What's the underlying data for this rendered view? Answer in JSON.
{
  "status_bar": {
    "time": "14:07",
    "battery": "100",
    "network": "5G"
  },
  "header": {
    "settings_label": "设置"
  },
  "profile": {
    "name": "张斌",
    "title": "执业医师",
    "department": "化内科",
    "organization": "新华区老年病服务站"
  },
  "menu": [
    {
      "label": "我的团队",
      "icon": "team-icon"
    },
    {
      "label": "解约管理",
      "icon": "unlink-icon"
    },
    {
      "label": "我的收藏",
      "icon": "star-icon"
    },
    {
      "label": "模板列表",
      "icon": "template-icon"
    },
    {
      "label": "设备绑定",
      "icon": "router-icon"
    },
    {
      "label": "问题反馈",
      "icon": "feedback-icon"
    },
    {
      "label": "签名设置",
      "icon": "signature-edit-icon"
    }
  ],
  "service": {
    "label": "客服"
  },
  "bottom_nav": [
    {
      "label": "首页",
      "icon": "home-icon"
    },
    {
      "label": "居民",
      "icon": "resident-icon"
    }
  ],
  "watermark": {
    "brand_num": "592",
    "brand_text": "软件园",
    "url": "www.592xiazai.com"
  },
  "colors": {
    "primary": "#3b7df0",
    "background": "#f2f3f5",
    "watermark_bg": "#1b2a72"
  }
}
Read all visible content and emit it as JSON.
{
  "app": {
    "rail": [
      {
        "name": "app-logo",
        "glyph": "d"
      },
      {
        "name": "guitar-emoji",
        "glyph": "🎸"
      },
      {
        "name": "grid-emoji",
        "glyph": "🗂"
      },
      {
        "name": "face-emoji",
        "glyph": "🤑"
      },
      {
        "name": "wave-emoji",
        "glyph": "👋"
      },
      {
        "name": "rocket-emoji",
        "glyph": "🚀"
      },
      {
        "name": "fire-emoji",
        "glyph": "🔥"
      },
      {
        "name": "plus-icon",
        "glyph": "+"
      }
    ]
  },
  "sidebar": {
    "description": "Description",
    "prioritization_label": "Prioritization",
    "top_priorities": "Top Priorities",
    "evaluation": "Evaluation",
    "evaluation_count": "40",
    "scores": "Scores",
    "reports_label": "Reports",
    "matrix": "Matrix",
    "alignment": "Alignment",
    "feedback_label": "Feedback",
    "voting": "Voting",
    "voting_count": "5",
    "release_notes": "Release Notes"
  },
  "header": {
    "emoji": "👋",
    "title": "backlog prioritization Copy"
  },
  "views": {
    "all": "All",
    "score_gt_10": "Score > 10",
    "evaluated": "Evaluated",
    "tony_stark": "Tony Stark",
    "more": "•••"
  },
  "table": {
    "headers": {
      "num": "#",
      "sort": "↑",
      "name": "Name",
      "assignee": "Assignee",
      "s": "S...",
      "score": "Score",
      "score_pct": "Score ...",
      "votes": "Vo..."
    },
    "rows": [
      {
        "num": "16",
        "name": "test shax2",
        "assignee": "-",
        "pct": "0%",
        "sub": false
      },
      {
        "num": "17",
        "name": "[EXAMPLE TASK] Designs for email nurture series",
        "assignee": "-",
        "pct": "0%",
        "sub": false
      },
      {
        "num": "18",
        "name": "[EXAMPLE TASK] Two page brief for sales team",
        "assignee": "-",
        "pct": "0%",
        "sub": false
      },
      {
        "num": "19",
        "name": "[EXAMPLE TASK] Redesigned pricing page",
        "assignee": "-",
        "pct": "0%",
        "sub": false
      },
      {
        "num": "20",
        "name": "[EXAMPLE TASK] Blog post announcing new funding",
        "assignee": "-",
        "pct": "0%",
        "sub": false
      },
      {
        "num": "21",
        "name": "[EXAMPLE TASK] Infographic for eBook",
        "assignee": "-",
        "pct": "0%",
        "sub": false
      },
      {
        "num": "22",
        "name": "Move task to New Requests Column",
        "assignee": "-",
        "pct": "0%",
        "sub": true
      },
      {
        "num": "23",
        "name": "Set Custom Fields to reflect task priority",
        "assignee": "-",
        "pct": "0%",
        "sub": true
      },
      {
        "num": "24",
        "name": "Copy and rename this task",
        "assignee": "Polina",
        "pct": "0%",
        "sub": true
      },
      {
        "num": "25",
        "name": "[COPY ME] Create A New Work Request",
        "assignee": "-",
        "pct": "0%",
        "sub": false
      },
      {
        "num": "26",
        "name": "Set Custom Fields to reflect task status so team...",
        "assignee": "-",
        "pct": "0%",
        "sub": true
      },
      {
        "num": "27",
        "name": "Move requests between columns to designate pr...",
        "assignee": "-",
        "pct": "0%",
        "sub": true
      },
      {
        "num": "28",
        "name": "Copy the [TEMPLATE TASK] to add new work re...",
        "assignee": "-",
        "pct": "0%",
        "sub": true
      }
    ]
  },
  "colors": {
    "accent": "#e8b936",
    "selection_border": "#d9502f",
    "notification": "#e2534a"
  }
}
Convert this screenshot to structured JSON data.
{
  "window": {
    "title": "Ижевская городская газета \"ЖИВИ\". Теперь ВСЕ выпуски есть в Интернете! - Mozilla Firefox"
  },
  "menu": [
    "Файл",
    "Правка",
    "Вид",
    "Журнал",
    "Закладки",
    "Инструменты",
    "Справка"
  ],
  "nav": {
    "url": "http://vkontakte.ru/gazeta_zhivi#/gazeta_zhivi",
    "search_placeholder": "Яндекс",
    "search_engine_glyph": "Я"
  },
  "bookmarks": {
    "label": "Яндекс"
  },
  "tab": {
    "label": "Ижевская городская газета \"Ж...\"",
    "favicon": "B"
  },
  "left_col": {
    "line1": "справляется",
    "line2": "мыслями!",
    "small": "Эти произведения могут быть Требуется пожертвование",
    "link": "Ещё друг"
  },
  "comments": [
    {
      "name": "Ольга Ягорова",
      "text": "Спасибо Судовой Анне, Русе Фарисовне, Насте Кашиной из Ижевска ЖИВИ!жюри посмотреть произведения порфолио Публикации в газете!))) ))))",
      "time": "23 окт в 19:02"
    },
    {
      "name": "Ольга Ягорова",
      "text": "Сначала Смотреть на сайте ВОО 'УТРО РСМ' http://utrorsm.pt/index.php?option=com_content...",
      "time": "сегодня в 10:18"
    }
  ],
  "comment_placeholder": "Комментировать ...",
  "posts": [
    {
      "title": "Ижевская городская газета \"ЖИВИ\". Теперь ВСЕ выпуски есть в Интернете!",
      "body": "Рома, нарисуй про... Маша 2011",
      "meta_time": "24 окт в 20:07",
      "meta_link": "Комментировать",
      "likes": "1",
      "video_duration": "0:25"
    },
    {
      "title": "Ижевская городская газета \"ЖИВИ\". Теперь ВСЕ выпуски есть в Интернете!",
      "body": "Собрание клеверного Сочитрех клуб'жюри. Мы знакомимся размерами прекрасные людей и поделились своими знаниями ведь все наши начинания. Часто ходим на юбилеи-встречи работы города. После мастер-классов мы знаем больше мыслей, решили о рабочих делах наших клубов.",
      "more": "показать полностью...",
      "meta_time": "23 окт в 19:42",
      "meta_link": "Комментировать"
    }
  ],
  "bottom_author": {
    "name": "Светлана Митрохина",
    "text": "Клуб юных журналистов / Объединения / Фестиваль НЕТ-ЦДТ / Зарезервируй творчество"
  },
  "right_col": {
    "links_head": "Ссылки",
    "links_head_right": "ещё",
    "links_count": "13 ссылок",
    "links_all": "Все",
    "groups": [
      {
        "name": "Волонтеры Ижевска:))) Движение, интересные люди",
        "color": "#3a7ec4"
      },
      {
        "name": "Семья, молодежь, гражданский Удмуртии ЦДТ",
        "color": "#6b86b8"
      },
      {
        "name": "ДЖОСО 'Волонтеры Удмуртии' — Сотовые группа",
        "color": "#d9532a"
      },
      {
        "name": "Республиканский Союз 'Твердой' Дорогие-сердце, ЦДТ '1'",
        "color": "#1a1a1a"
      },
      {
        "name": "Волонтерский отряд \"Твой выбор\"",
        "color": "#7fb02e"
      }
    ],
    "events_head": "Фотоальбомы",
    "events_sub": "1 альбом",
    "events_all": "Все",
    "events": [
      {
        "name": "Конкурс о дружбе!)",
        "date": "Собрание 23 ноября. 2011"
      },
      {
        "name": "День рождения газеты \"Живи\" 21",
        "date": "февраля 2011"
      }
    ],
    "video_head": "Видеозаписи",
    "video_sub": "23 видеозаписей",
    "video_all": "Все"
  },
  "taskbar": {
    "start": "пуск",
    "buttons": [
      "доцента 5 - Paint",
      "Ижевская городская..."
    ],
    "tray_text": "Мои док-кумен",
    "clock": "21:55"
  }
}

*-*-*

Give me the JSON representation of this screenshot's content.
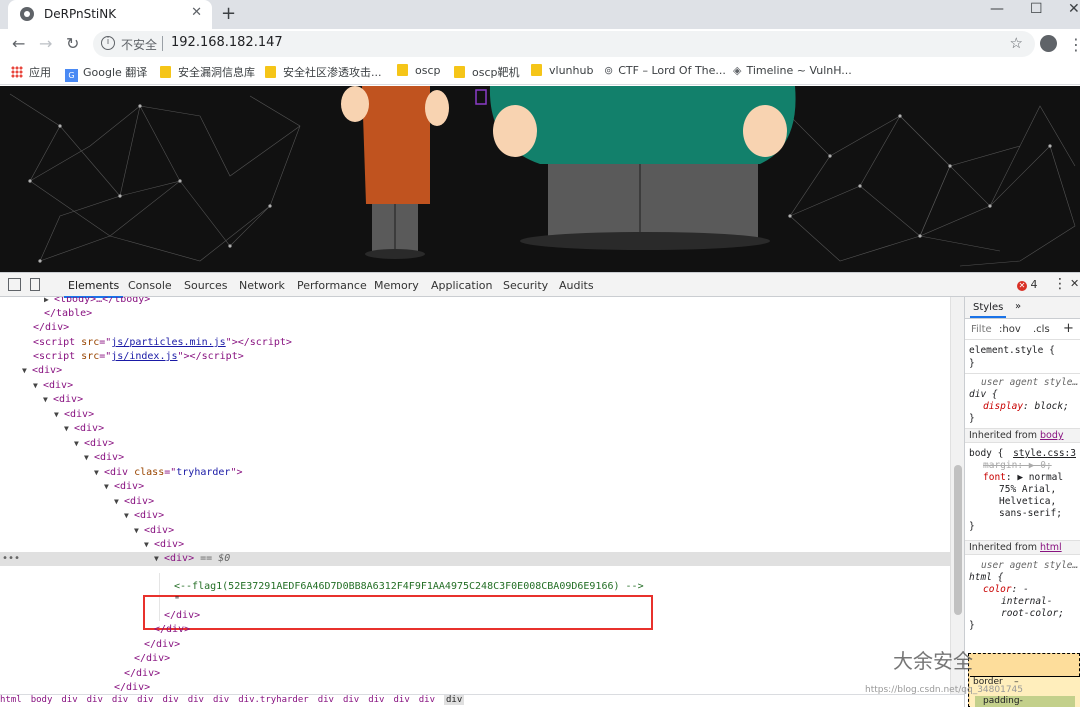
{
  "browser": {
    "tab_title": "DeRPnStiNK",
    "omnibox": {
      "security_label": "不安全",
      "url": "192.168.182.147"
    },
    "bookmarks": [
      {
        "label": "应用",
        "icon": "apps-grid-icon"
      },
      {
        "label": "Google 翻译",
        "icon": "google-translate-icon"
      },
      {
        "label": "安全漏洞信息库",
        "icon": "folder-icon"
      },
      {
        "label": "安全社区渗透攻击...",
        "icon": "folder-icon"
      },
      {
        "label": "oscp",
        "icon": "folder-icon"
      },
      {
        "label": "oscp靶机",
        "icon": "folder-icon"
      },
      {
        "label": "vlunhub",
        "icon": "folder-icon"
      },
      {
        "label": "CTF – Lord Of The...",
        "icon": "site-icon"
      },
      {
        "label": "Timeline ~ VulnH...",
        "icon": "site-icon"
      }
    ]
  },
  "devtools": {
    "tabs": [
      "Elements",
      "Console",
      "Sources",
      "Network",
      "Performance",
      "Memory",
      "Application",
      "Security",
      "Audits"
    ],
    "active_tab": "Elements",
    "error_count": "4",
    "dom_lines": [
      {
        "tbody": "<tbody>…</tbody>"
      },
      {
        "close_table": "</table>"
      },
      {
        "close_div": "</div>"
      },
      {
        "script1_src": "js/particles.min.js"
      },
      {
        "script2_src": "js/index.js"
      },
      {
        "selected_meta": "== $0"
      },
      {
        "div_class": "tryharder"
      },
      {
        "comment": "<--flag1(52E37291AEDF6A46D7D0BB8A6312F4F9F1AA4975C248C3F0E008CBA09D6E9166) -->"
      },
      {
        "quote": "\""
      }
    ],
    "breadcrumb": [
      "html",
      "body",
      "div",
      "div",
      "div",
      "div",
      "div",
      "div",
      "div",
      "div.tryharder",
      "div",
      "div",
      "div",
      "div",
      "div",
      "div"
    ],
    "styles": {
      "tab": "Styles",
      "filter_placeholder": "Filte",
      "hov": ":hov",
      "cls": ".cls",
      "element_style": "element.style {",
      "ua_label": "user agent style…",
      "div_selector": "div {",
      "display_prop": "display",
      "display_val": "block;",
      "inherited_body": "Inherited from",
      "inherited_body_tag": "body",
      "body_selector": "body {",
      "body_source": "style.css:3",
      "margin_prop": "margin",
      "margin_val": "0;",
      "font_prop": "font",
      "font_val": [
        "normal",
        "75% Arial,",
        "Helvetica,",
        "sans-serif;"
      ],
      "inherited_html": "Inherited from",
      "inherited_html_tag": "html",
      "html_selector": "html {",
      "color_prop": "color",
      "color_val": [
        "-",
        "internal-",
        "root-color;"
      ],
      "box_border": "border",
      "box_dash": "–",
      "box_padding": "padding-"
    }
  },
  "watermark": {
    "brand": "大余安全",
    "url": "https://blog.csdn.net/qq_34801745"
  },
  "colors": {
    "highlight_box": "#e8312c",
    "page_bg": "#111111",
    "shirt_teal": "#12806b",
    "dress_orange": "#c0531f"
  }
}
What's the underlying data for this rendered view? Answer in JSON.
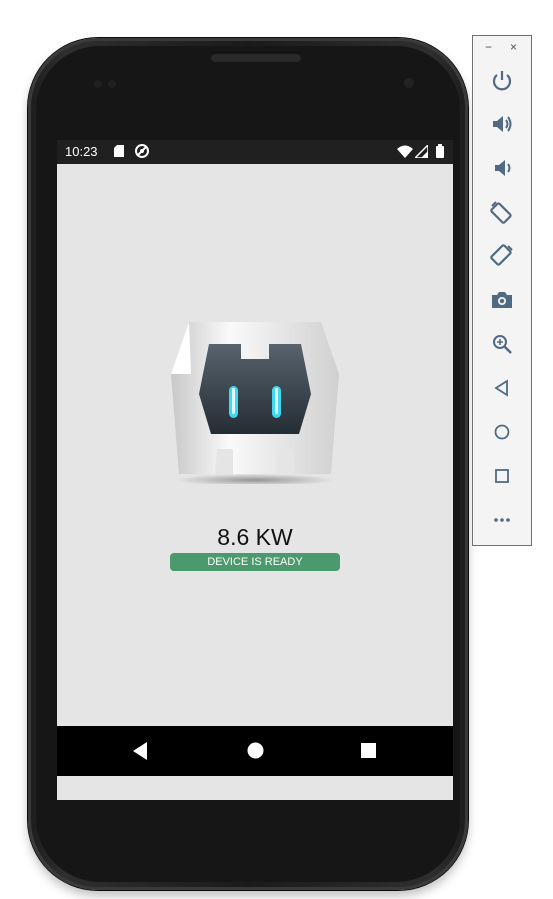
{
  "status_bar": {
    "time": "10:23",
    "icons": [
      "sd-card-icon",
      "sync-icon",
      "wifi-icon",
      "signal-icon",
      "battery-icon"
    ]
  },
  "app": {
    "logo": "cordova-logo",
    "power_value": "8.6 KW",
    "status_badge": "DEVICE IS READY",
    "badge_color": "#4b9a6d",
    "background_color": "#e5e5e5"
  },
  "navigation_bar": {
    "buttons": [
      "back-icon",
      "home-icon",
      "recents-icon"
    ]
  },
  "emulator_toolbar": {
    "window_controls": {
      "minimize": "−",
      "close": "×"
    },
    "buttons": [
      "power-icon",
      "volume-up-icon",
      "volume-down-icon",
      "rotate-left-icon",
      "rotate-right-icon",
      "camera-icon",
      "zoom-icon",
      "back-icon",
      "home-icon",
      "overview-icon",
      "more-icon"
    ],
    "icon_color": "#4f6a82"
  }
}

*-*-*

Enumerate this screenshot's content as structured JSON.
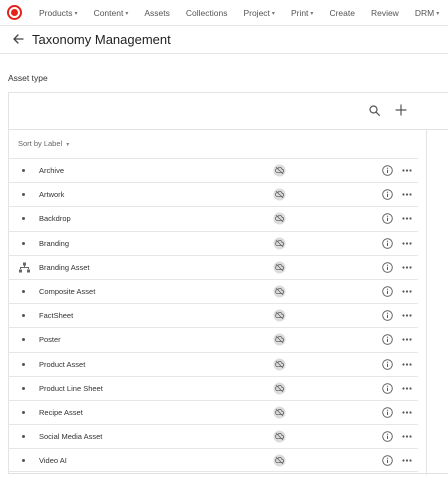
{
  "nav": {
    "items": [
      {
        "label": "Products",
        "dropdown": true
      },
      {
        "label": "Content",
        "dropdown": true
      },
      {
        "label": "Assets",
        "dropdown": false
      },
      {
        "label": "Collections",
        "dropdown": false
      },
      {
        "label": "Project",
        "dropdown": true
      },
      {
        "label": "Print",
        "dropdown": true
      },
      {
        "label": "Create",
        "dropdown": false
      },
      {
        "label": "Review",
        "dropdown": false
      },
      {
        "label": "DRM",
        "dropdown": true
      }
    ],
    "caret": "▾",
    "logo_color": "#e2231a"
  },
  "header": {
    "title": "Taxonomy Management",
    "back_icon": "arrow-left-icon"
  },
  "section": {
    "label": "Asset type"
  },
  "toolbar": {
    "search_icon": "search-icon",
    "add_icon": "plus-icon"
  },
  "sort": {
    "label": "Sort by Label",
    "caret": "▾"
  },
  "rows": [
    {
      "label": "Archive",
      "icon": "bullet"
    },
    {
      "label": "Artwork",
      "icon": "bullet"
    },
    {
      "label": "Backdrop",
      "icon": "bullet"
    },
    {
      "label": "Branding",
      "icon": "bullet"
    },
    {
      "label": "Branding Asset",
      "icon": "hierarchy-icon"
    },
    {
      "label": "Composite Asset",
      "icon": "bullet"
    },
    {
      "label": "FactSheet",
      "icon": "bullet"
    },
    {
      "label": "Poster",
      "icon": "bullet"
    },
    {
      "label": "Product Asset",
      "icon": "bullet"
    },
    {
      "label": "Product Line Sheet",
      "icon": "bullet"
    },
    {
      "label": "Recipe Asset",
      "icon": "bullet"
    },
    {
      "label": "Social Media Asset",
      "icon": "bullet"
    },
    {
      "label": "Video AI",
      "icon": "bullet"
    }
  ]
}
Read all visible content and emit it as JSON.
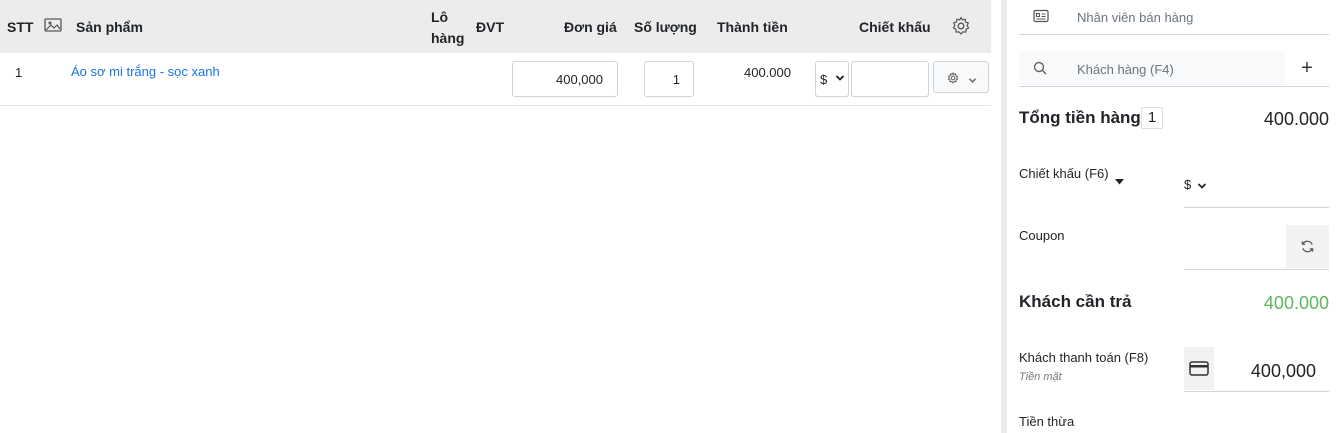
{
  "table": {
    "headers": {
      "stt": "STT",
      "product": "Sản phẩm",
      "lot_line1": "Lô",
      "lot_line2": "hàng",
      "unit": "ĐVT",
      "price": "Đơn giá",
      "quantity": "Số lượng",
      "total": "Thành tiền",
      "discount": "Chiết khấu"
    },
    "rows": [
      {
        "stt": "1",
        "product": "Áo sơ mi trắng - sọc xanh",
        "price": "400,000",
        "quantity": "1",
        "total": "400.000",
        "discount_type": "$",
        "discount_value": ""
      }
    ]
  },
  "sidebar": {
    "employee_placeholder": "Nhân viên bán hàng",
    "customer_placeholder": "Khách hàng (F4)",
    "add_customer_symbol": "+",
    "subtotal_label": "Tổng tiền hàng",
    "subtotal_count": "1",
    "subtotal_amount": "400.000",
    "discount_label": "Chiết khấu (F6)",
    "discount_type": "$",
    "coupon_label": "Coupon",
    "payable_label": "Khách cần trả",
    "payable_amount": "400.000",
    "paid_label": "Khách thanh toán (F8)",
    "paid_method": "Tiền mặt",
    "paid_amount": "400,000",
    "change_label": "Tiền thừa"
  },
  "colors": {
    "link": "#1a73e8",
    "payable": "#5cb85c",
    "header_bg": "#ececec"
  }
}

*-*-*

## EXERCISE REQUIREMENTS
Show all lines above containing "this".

## RESULT OF THE EXERCISE
What's the underlying data for this rendered view? Answer in JSON.
        "name": "Copy and rename this task",
Convert this screenshot to structured JSON data.
Give me the JSON representation of this screenshot's content.
What's the underlying data for this rendered view? Answer in JSON.
Enumerate this screenshot's content as structured JSON.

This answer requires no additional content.